Rank and organization:   Second Lieutenant, U.S. Army, Company B 1 5th
Infantry, 3d Infantry Division.
Place and date:   Near Holtzwihr France,
26 January 1945.
Entered service at:   Dallas, Tex.
Birth:   Hunt County, near
G.O. No.. 65, 9 August 1945. Citation 2d Lt. Murphy commanded
Company B, which was attacked by 6 tanks and waves of infantry. 2d Lt.
Murphy ordered his men to withdraw to prepared positions in a woods, while
he remained forward at his command post and continued to give fire directions
to the artillery by telephone. Behind him, to his right, 1 of our tank
destroyers received a direct hit and began to burn. Its crew withdrew to
the woods. 2d Lt. Murphy continued to direct artillery fire which killed
large numbers of the advancing enemy infantry. With the enemy tanks abreast
of his position, 2d Lt. Murphy climbed on the burning tank destroyer, which
was in danger of blowing up at any moment, and employed its .50 caliber
machinegun against the enemy. He was alone and exposed to German fire from
3 sides, but his deadly fire killed dozens of Germans and caused their
infantry attack to waver. The enemy tanks, losing infantry support, began
to fall back. For an hour the Germans tried every available weapon to eliminate
2d Lt. Murphy, but he continued to hold his position and wiped out a squad
which was trying to creep up unnoticed on his right flank. Germans reached
as close as 10 yards, only to be mowed down by his fire. He received a
leg wound, but ignored it and continued the single-handed fight until his
ammunition was exhausted. He then made his way to his company, refused
medical attention, and organized the company in a counterattack which forced
the Germans to withdraw. His directing of artillery fire wiped out many
of the enemy; he killed or wounded about 50. 2d Lt. Murphy's indomitable
courage and his refusal to give an inch of ground saved his company from
possible encirclement and destruction, and enabled it to hold the woods
which had been the enemy's objective.
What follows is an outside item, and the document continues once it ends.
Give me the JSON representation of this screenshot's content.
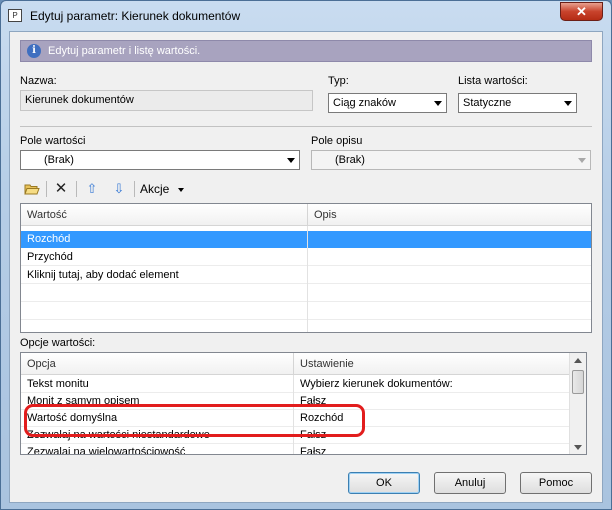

This data was extracted from the Committee on Veterans' Affairs, U.S. Senate, Medal of Honor Recipients: 1863-1973 (Washington, D.C.: Government Printing Office, 1973)